» Task to carry out
Look below for the line that contains "Output a JSON", then quote it and all the lines after it, exactly, with the pictures left out.

» Entries provided
■ ■ ■ ■

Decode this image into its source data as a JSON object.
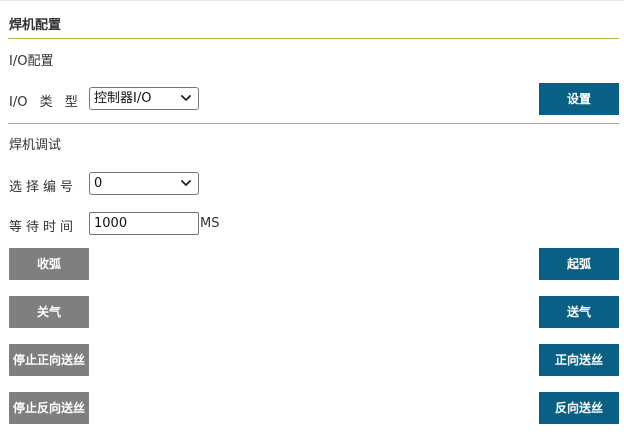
{
  "welder_config": {
    "title": "焊机配置",
    "io_section": {
      "heading": "I/O配置",
      "io_type_label": "I/O 类 型",
      "io_type_value": "控制器I/O",
      "set_button": "设置"
    },
    "debug_section": {
      "heading": "焊机调试",
      "select_number_label": "选择编号",
      "select_number_value": "0",
      "wait_time_label": "等待时间",
      "wait_time_value": "1000",
      "wait_time_unit": "MS"
    },
    "buttons": {
      "arc_off": "收弧",
      "arc_on": "起弧",
      "gas_off": "关气",
      "gas_on": "送气",
      "stop_forward_feed": "停止正向送丝",
      "forward_feed": "正向送丝",
      "stop_reverse_feed": "停止反向送丝",
      "reverse_feed": "反向送丝"
    }
  },
  "colors": {
    "divider": "#9cbf4a",
    "gray_button": "#7f7f7f",
    "blue_button": "#0a5f85"
  },
  "icons": {
    "dropdown": "chevron-down-icon"
  }
}
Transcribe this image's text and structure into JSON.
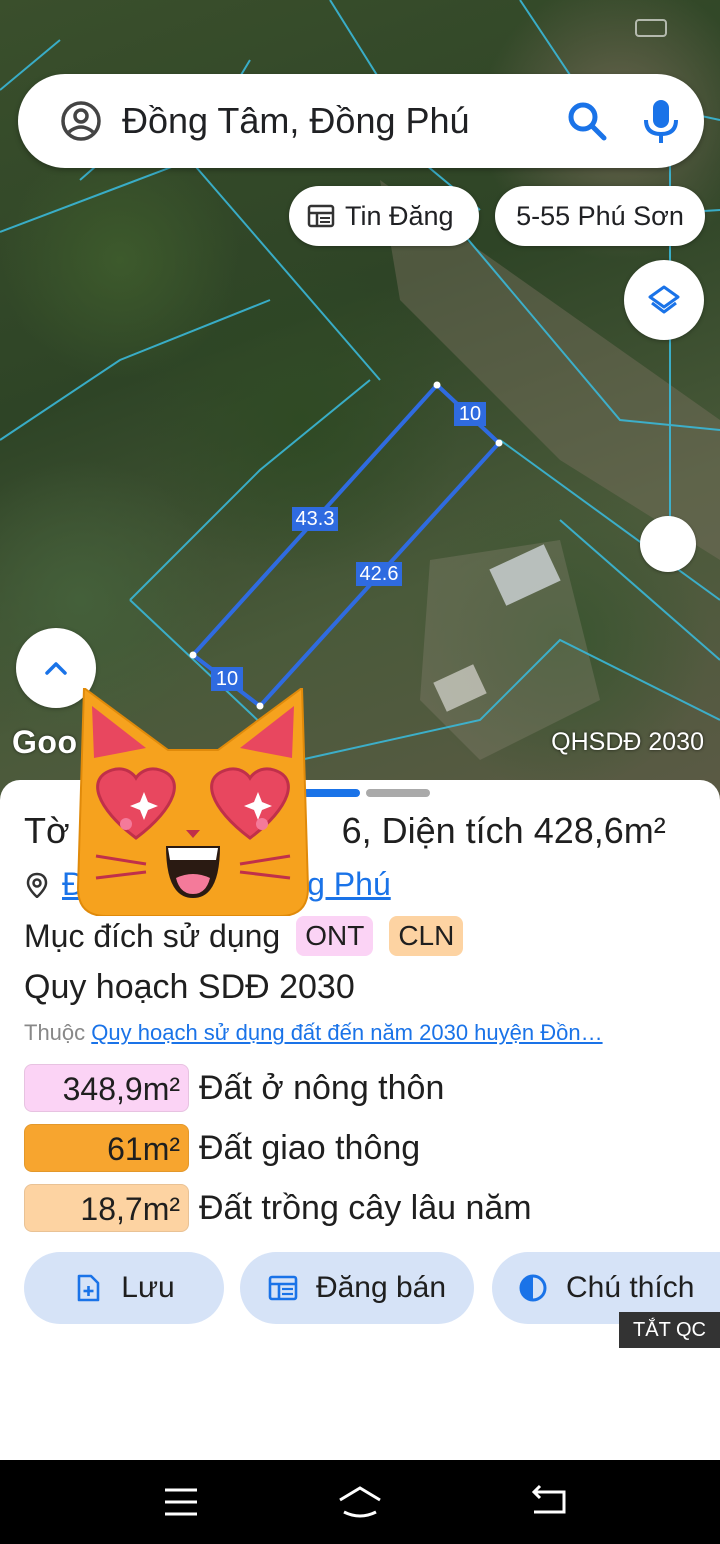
{
  "search": {
    "query": "Đồng Tâm, Đồng Phú"
  },
  "chips": {
    "news_label": "Tin Đăng",
    "place_label": "5-55 Phú Sơn"
  },
  "map": {
    "edge_labels": [
      "10",
      "43.3",
      "42.6",
      "10"
    ],
    "google_text": "Goo",
    "layer_label": "QHSDĐ 2030",
    "parcel_color": "#2f6be0"
  },
  "sheet": {
    "title": "Tờ 6, Diện tích 428,6m²",
    "title_left": "Tờ",
    "title_right": "6, Diện tích 428,6m²",
    "address_left": "Đ",
    "address_right": "g Phú",
    "purpose_label": "Mục đích sử dụng",
    "tags": [
      "ONT",
      "CLN"
    ],
    "plan_title": "Quy hoạch SDĐ 2030",
    "belongs_prefix": "Thuộc",
    "belongs_link": "Quy hoạch sử dụng đất đến năm 2030 huyện Đồn…",
    "areas": [
      {
        "value": "348,9m²",
        "name": "Đất ở nông thôn",
        "color": "#fbd3f5"
      },
      {
        "value": "61m²",
        "name": "Đất giao thông",
        "color": "#f7a52f"
      },
      {
        "value": "18,7m²",
        "name": "Đất trồng cây lâu năm",
        "color": "#fdd3a2"
      }
    ],
    "actions": {
      "save": "Lưu",
      "sell": "Đăng bán",
      "legend": "Chú thích"
    }
  },
  "ad": {
    "off_label": "TẮT QC"
  },
  "colors": {
    "accent": "#1a73e8",
    "button_bg": "#d6e3f7"
  }
}
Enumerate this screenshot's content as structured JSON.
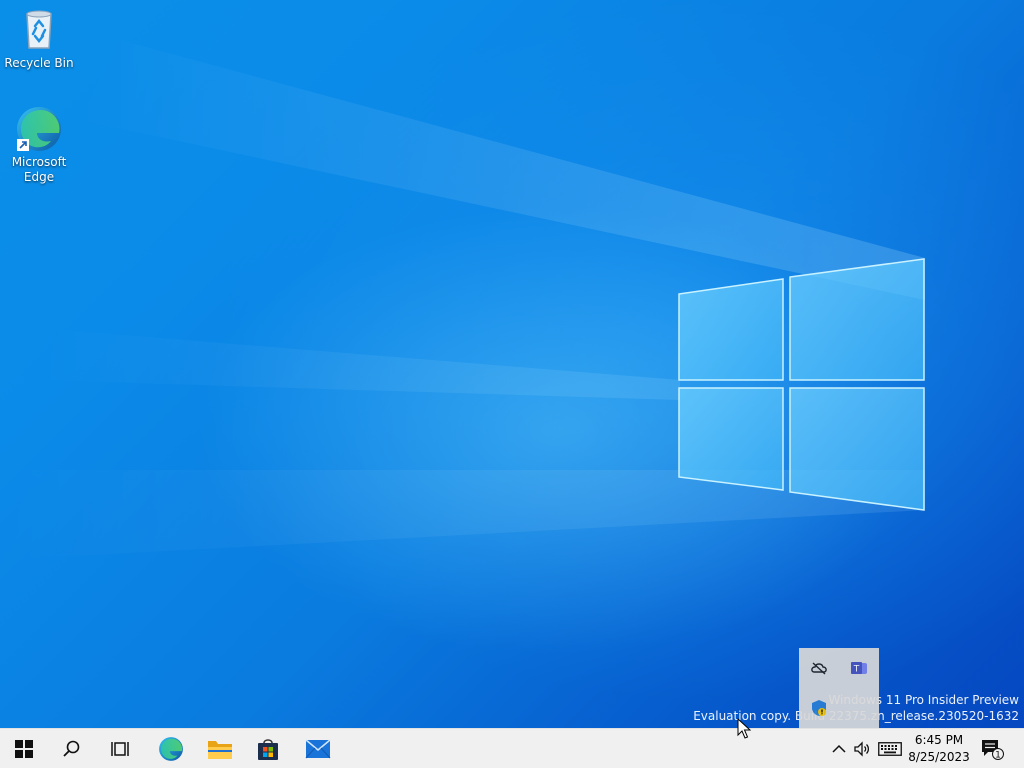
{
  "desktop": {
    "icons": [
      {
        "label": "Recycle Bin",
        "icon": "recycle-bin-icon"
      },
      {
        "label": "Microsoft\nEdge",
        "icon": "edge-icon"
      }
    ],
    "wallpaper": {
      "accent": "#0a8fe8",
      "dark": "#0547c0"
    }
  },
  "watermark": {
    "line1": "Windows 11 Pro Insider Preview",
    "line2": "Evaluation copy. Build 22375.zn_release.230520-1632"
  },
  "tray_overflow": {
    "icons": [
      "onedrive-offline-icon",
      "teams-icon",
      "windows-security-warning-icon"
    ]
  },
  "taskbar": {
    "pinned": [
      "start-icon",
      "search-icon",
      "task-view-icon",
      "edge-icon",
      "file-explorer-icon",
      "microsoft-store-icon",
      "mail-icon"
    ],
    "tray": [
      "chevron-up-icon",
      "volume-icon",
      "keyboard-icon"
    ],
    "clock": {
      "time": "6:45 PM",
      "date": "8/25/2023"
    },
    "notifications": {
      "count": "1"
    }
  }
}
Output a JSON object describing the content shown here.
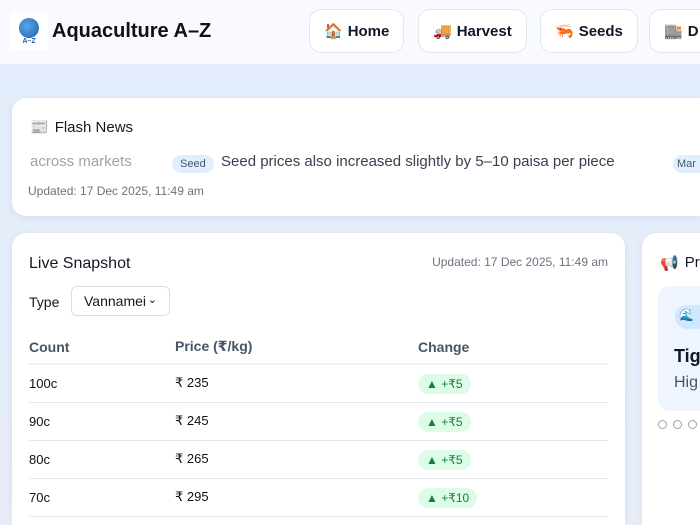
{
  "header": {
    "logo_text": "A–Z",
    "brand": "Aquaculture A–Z",
    "nav": [
      {
        "icon": "🏠",
        "label": "Home"
      },
      {
        "icon": "🚚",
        "label": "Harvest"
      },
      {
        "icon": "🦐",
        "label": "Seeds"
      },
      {
        "icon": "🏬",
        "label": "D"
      }
    ]
  },
  "flash": {
    "title": "Flash News",
    "icon": "📰",
    "items": [
      {
        "text": "across markets"
      },
      {
        "tag": "Seed",
        "text": "Seed prices also increased slightly by 5–10 paisa per piece"
      },
      {
        "tag": "Mar"
      }
    ],
    "updated": "Updated: 17 Dec 2025, 11:49 am"
  },
  "snapshot": {
    "title": "Live Snapshot",
    "updated": "Updated: 17 Dec 2025, 11:49 am",
    "type_label": "Type",
    "type_value": "Vannamei",
    "columns": [
      "Count",
      "Price (₹/kg)",
      "Change"
    ],
    "rows": [
      {
        "count": "100c",
        "price": "₹ 235",
        "change": "▲ +₹5"
      },
      {
        "count": "90c",
        "price": "₹ 245",
        "change": "▲ +₹5"
      },
      {
        "count": "80c",
        "price": "₹ 265",
        "change": "▲ +₹5"
      },
      {
        "count": "70c",
        "price": "₹ 295",
        "change": "▲ +₹10"
      }
    ]
  },
  "promo": {
    "icon": "📢",
    "title": "Pr",
    "pill_icon": "🌊",
    "slide_title": "Tig",
    "slide_sub": "Hig"
  }
}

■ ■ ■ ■

» Answer for the task
Output a JSON object describing the content shown here.
{
  "header": {
    "logo_text": "A–Z",
    "brand": "Aquaculture A–Z",
    "nav": [
      {
        "icon": "🏠",
        "label": "Home"
      },
      {
        "icon": "🚚",
        "label": "Harvest"
      },
      {
        "icon": "🦐",
        "label": "Seeds"
      },
      {
        "icon": "🏬",
        "label": "D"
      }
    ]
  },
  "flash": {
    "title": "Flash News",
    "icon": "📰",
    "items": [
      {
        "text": "across markets"
      },
      {
        "tag": "Seed",
        "text": "Seed prices also increased slightly by 5–10 paisa per piece"
      },
      {
        "tag": "Mar"
      }
    ],
    "updated": "Updated: 17 Dec 2025, 11:49 am"
  },
  "snapshot": {
    "title": "Live Snapshot",
    "updated": "Updated: 17 Dec 2025, 11:49 am",
    "type_label": "Type",
    "type_value": "Vannamei",
    "columns": [
      "Count",
      "Price (₹/kg)",
      "Change"
    ],
    "rows": [
      {
        "count": "100c",
        "price": "₹ 235",
        "change": "▲ +₹5"
      },
      {
        "count": "90c",
        "price": "₹ 245",
        "change": "▲ +₹5"
      },
      {
        "count": "80c",
        "price": "₹ 265",
        "change": "▲ +₹5"
      },
      {
        "count": "70c",
        "price": "₹ 295",
        "change": "▲ +₹10"
      }
    ]
  },
  "promo": {
    "icon": "📢",
    "title": "Pr",
    "pill_icon": "🌊",
    "slide_title": "Tig",
    "slide_sub": "Hig"
  }
}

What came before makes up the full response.